## EXERCISE REQUIREMENTS
Each line of the listing below containing the word "content" should be returned.
====== EXCERPTED RECORDS
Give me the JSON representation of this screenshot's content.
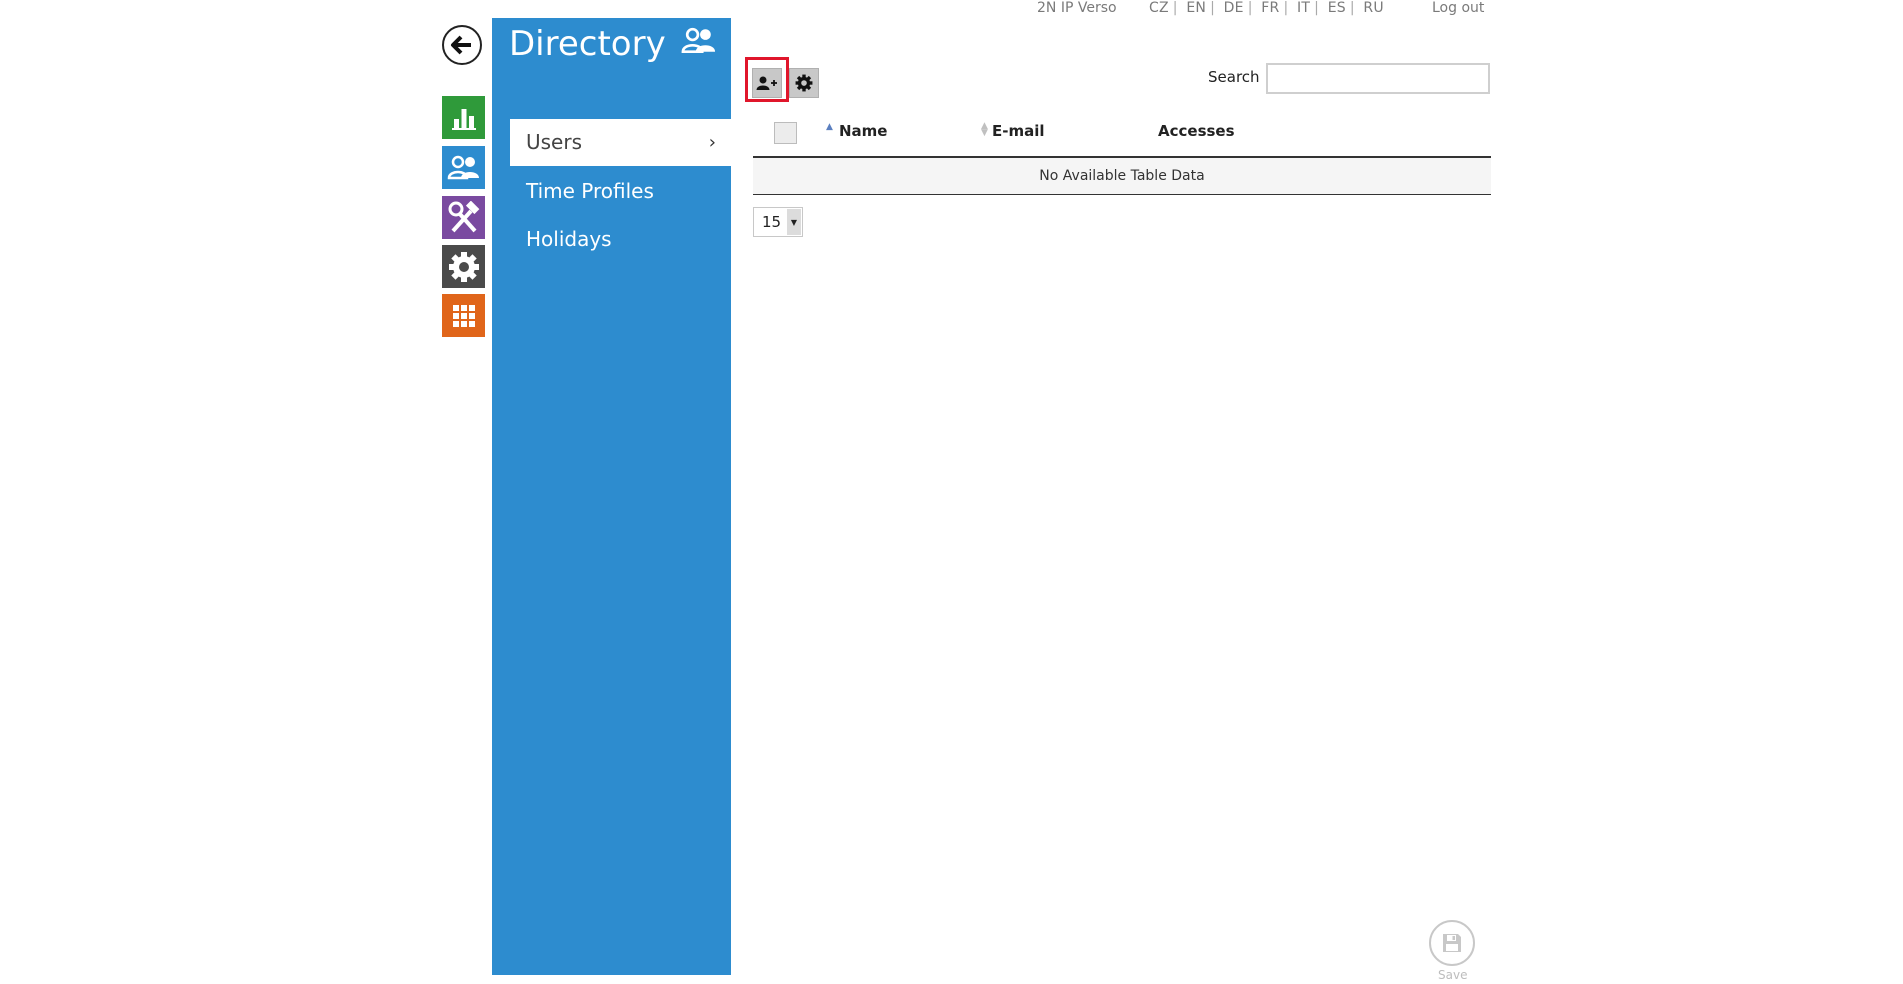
{
  "header": {
    "product_name": "2N IP Verso",
    "languages": [
      "CZ",
      "EN",
      "DE",
      "FR",
      "IT",
      "ES",
      "RU"
    ],
    "logout_label": "Log out"
  },
  "nav": {
    "back_icon": "arrow-left-icon",
    "tiles": [
      {
        "id": "status",
        "icon": "bar-chart-icon",
        "color": "#2f9a3a"
      },
      {
        "id": "directory",
        "icon": "users-icon",
        "color": "#2d8ccf"
      },
      {
        "id": "hardware",
        "icon": "tools-icon",
        "color": "#7a4aa0"
      },
      {
        "id": "system",
        "icon": "gear-icon",
        "color": "#4a4a4a"
      },
      {
        "id": "services",
        "icon": "grid-icon",
        "color": "#e0651a"
      }
    ]
  },
  "sidebar": {
    "title": "Directory",
    "title_icon": "users-icon",
    "accent_color": "#2d8ccf",
    "items": [
      {
        "label": "Users",
        "active": true
      },
      {
        "label": "Time Profiles",
        "active": false
      },
      {
        "label": "Holidays",
        "active": false
      }
    ],
    "chevron": "›"
  },
  "toolbar": {
    "add_user_icon": "add-user-icon",
    "settings_icon": "gear-icon",
    "highlight_color": "#e0162b"
  },
  "search": {
    "label": "Search",
    "value": "",
    "placeholder": ""
  },
  "table": {
    "columns": [
      "Name",
      "E-mail",
      "Accesses"
    ],
    "sorted_column": "Name",
    "sort_direction": "ascending",
    "empty_message": "No Available Table Data"
  },
  "pagination": {
    "page_size": "15"
  },
  "footer": {
    "save_label": "Save",
    "save_icon": "save-icon"
  }
}
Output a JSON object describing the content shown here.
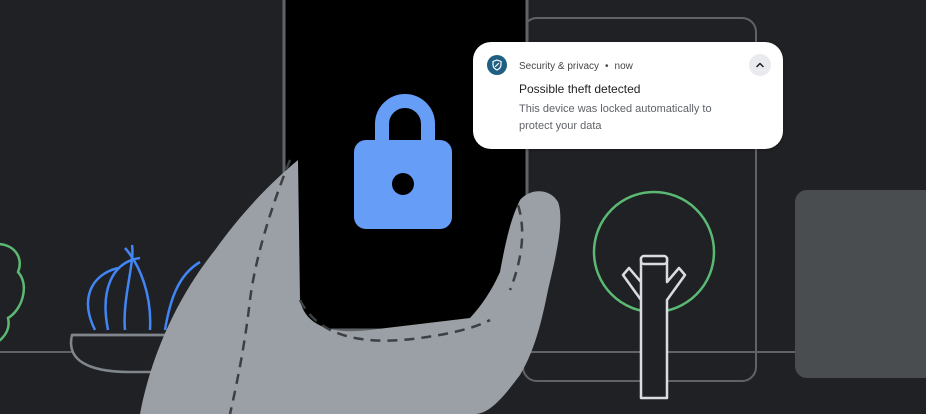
{
  "notification": {
    "app_name": "Security & privacy",
    "separator": "•",
    "time": "now",
    "title": "Possible theft detected",
    "body": "This device was locked automatically to protect your data",
    "app_icon": "shield-icon",
    "expand_icon": "chevron-up-icon"
  },
  "colors": {
    "background": "#202124",
    "phone_screen": "#000000",
    "lock_icon": "#669df6",
    "hand": "#9aa0a6",
    "plant_green": "#5bb974",
    "water_blue": "#4285f4",
    "notification_bg": "#ffffff"
  },
  "icons": {
    "phone_lock": "lock-icon",
    "tree": "tree-icon",
    "fountain": "fountain-icon",
    "bush": "bush-icon"
  }
}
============
## OUTPUT FOR THIS EXERCISE
Give me the JSON representation of this screenshot's content.
Output a JSON object describing the content shown here.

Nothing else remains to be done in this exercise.